I think I’ve mentioned my deep and abiding loathing for checklists before, usually in the context of the “mommy wars” crap: “I babywear and EC and homebirth and no-vax, and (only) if you do all those things I can be friends with you”, etc. Hate. It. I mean, I could rattle off a checklist that would win me most crunchy/AP pissing contests, but really, what does that tell you about who I am, or even how I parent? Almost nothing. I know a lot of women who wouldn’t fair near so well on such a checklist comparison, but are definitely better, more patient parents than I am.
The topic of checklists came up for me again today, in the context of how much we want our kids to be like us when they grow up. And I thought about my conflicts with my own mother over some choices I’ve made in my life, different choices than she would have made, and the conflicts almost inevitably came up when we were focusing on the specifics — the checklist — rather than on the underlying values that the choices reflect. When we did look past the specifics down to what made me make the choices in the first place, we inevitably found common ground that had gotten obscured by the superficial differences.
And that’s the thing: I loathe checklists, I find them close to or worse than useless in discovering any truths about another person, but that isn’t the same as saying that what we do doesn’t matter. What we do, the choices we make, do matter, but I care far more about the process of how decisions are made and the values they reflect than I do about the end specifics. Processes and values are only so, so loosely reflected in checklists, which are all about the end specifics; they are shadows only, if that, especially when there are so many forces outside of our control acting to limit and shape and constrain and dictate what choices we even have available to us.
But I can’t just say that our choices don’t matter, because I do care about the values: I find that I’m going to get along best with other parents who care about attachment with their children, and who care about the environment, and want to teach equality and empathy to their children, and who try to live both authentically and joyfully. And I want the Boychick to grow up valuing justice and social responsibility and simple living and creativity. I think attachment parenting/biologically appropriate parenting and environmentalism and feminism/anti-kyriarchy are inherently good things, things I am passionate about, things I will promote and defend and that I think are worth investing in, and I’m not going to write them off in the name of being “tolerant”, or “unjudgmental”, or what-have-you.

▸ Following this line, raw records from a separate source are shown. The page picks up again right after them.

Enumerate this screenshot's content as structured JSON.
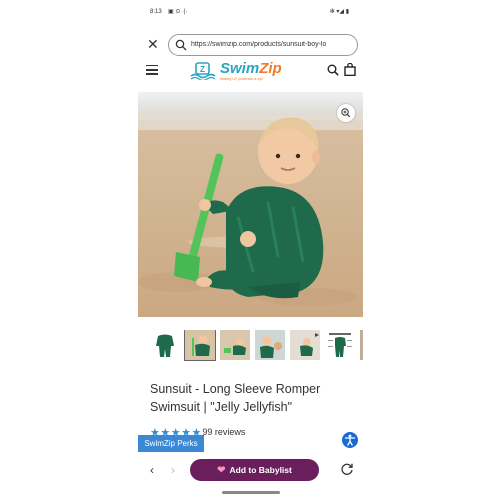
{
  "statusbar": {
    "time": "8:13",
    "left_icons": "▣ ⊙ ·|·",
    "right_icons": "✻ ▾◢ ▮"
  },
  "browser": {
    "url": "https://swimzip.com/products/sunsuit-boy-lo",
    "close_icon": "close-icon",
    "search_icon": "search-icon"
  },
  "site": {
    "logo_name": "SwimZip",
    "logo_first": "Swim",
    "logo_second": "Zip",
    "logo_tagline": "Making UV protection a zip!",
    "accent": "#2aa6c4",
    "logo_orange": "#f07b2c"
  },
  "product": {
    "title": "Sunsuit - Long Sleeve Romper Swimsuit | \"Jelly Jellyfish\"",
    "rating": 5,
    "reviews_label": "99 reviews",
    "star_color": "#2b8fd6"
  },
  "perks": {
    "label": "SwimZip Perks"
  },
  "bottom": {
    "babylist_label": "Add to Babylist",
    "babylist_color": "#6a1f5c"
  }
}
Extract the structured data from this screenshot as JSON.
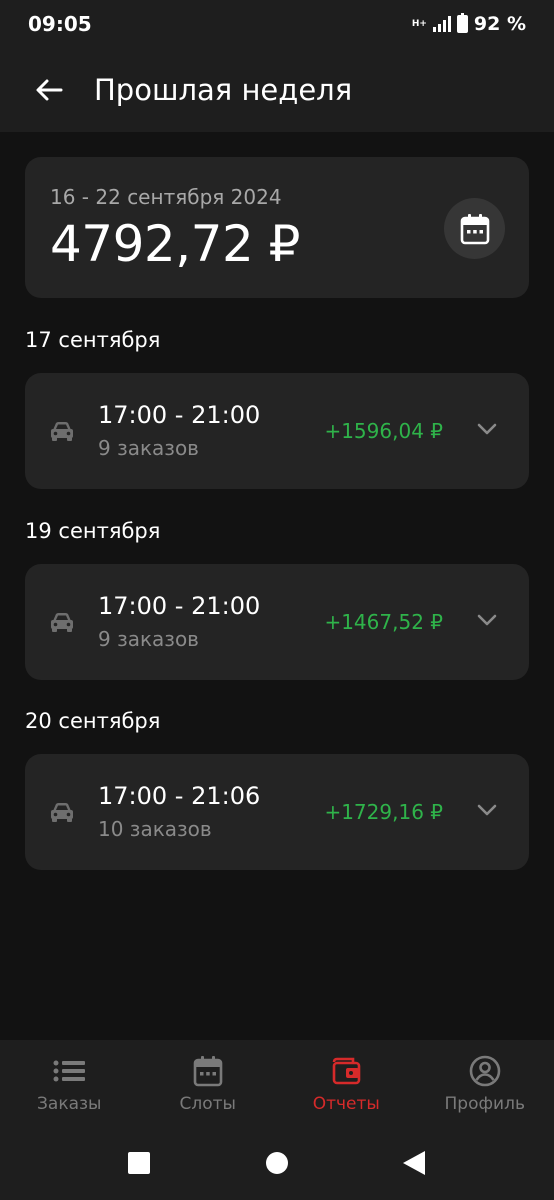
{
  "status_bar": {
    "time": "09:05",
    "network": "H+",
    "battery": "92 %"
  },
  "app_bar": {
    "title": "Прошлая неделя",
    "back_icon": "arrow-left-icon"
  },
  "summary": {
    "period": "16 - 22 сентября 2024",
    "total": "4792,72 ₽",
    "calendar_icon": "calendar-icon"
  },
  "days": [
    {
      "date": "17 сентября",
      "slots": [
        {
          "time": "17:00 - 21:00",
          "orders": "9 заказов",
          "amount": "+1596,04 ₽"
        }
      ]
    },
    {
      "date": "19 сентября",
      "slots": [
        {
          "time": "17:00 - 21:00",
          "orders": "9 заказов",
          "amount": "+1467,52 ₽"
        }
      ]
    },
    {
      "date": "20 сентября",
      "slots": [
        {
          "time": "17:00 - 21:06",
          "orders": "10 заказов",
          "amount": "+1729,16 ₽"
        }
      ]
    }
  ],
  "bottom_nav": {
    "items": [
      {
        "label": "Заказы",
        "icon": "list-icon",
        "active": false
      },
      {
        "label": "Слоты",
        "icon": "calendar-icon",
        "active": false
      },
      {
        "label": "Отчеты",
        "icon": "wallet-icon",
        "active": true
      },
      {
        "label": "Профиль",
        "icon": "profile-icon",
        "active": false
      }
    ]
  },
  "colors": {
    "background": "#121212",
    "card": "#242424",
    "positive_amount": "#2fb34a",
    "active_nav": "#d62a2a",
    "inactive_nav": "#7a7a7a"
  }
}
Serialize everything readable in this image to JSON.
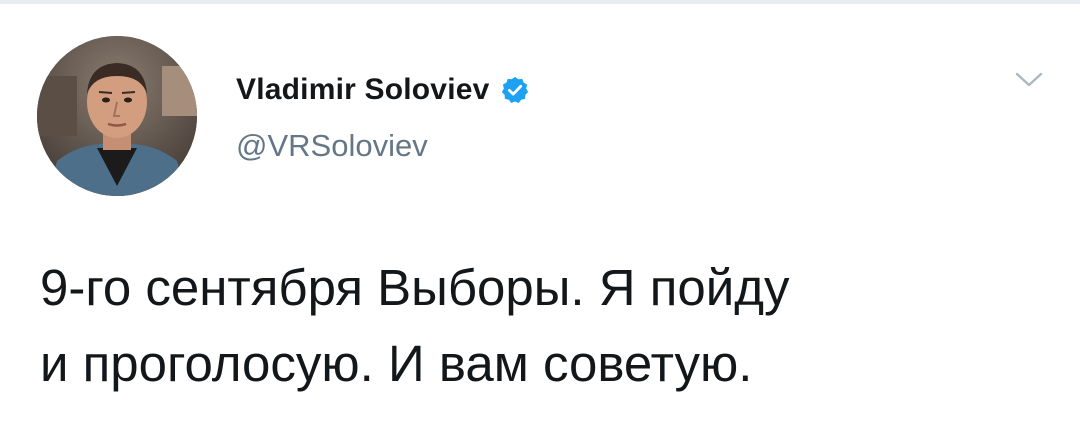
{
  "tweet": {
    "author": {
      "display_name": "Vladimir Soloviev",
      "handle": "@VRSoloviev",
      "verified": true,
      "avatar_icon": "profile-photo"
    },
    "text_lines": [
      "9-го сентября Выборы. Я пойду",
      "и проголосую. И вам советую."
    ],
    "menu_icon": "chevron-down-icon"
  },
  "colors": {
    "name": "#14171a",
    "handle": "#657786",
    "verified_badge": "#1da1f2",
    "caret": "#aab8c2",
    "divider": "#e6ecf0"
  }
}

But there are so many ways that those values can be reflected in one’s life, and so many ways life can interfere with their enactment, that a checklist is of so little value in figuring out what a person’s actual beliefs are. And even when there are differences in the beliefs, there is almost always some commonality that can be found once we stop going down our checklists and start actually seeing the person in front of us.
I find it’s hard to remember that sometimes, because the end result, the specifics, are what we outwardly present to the world, and it’s so tempting to use them as short hand, both with our friends and our kids: “she breastfeeds, check, he made it into a good college, check, they use a baby bucket, fail, she wants to be a cheerleader, fail.” No. The real stories will usually surprise those who rely on the external checklists, and they will always be more interesting and revealing. If you want to really know a person, know whether they might be a good friend for you, whether you should be proud of this person you helped raise, toss out the checklists and prepare to spend some time actually listening.
Of course, the kyriarchy doesn’t want us to do that. No, patriarchy and consumerism and racism train us and encourage us and try to force us to focus only on the superficialities: the color of skin, the bits between our legs, the cars we (don’t) drive and products we (don’t) buy. They create the checklists, and make us create our own checklists, and try to ensure we never go beyond them, never dig deeper, never make real connections with other real people.
So destroy the kyriarchy: throw out the checklists. Take the time to look past them. It’ll be worth it. And it’ll be revolutionary.